Having her adjust to my anal-retentive level of organization has been a work in progress. But, when something bothers you on any level, the best solution is to address it head-on.
Hiccup #3: What If Your Au Pair Needs More Than a Few Reminders… About the Same Thing?
When it comes to addressing issues, this one is one of those minor annoyances that becomes progressively more irritating over time.
For some unknown reason, my Au Pair repeatedly forgets to pull the back door closed tightly, and it is often blown ajar or left half closed. Reminding her time and time again to do the same thing gets old, and we start to feel like she isn’t listening.
After getting rather exhausted with the repetition, I finally just posted a sign on the door that says, “Please shut door tightly” as a not-so-subtle reminder of what needs to take place. Problem solved.
Note: If you find yourself addressing issues like this one, I do recommend verbal discussion before using a sign. Even though our verbal reminders weren’t enough, personal communication is important. In this case, the sign supported what I’d already told her in person, coming across as a reminder rather than a rude note.
During our first six months, we’ve found ourselves addressing issues like these, and also really minor issues that are so trivial they needn’t be discussed.
But along with the hiccups come unexpected benefits.
Did I ever expect my Au Pair to share so much of my own personality, or to fall so quickly in love with my boys? No.

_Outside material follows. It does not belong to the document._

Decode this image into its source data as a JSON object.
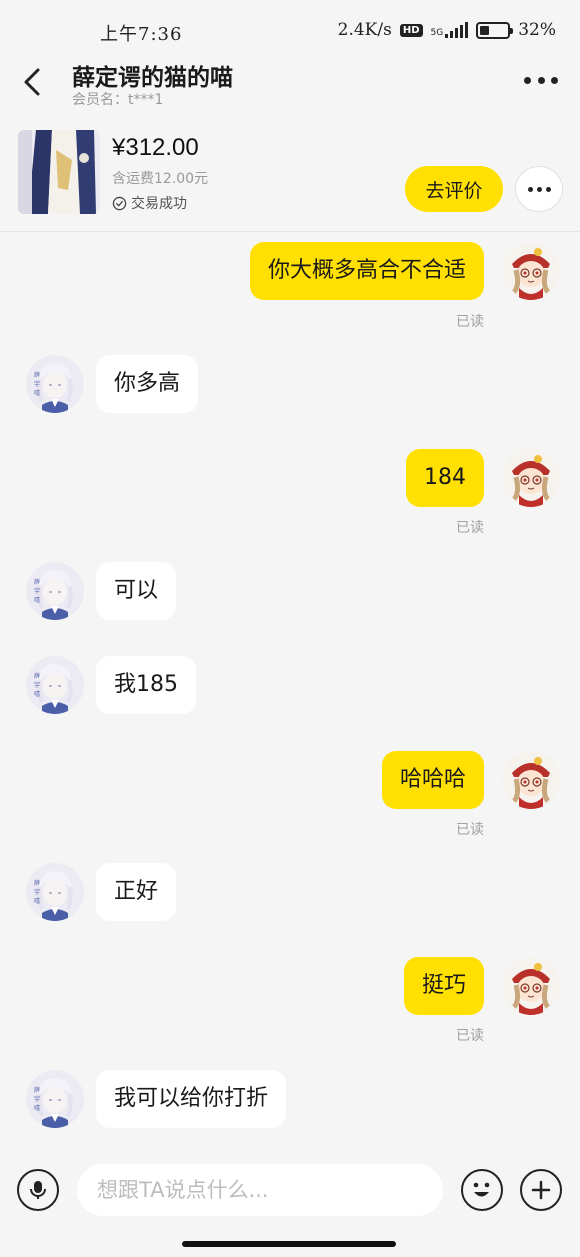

Did I expect to hear my Au Pair say, “I love you” to them before a nap or bedtime, just as an older sibling and family member would? Not particularly.
In most cases, I hate surprises, but in this case, some surprises are a welcomed addition to our hosting experience!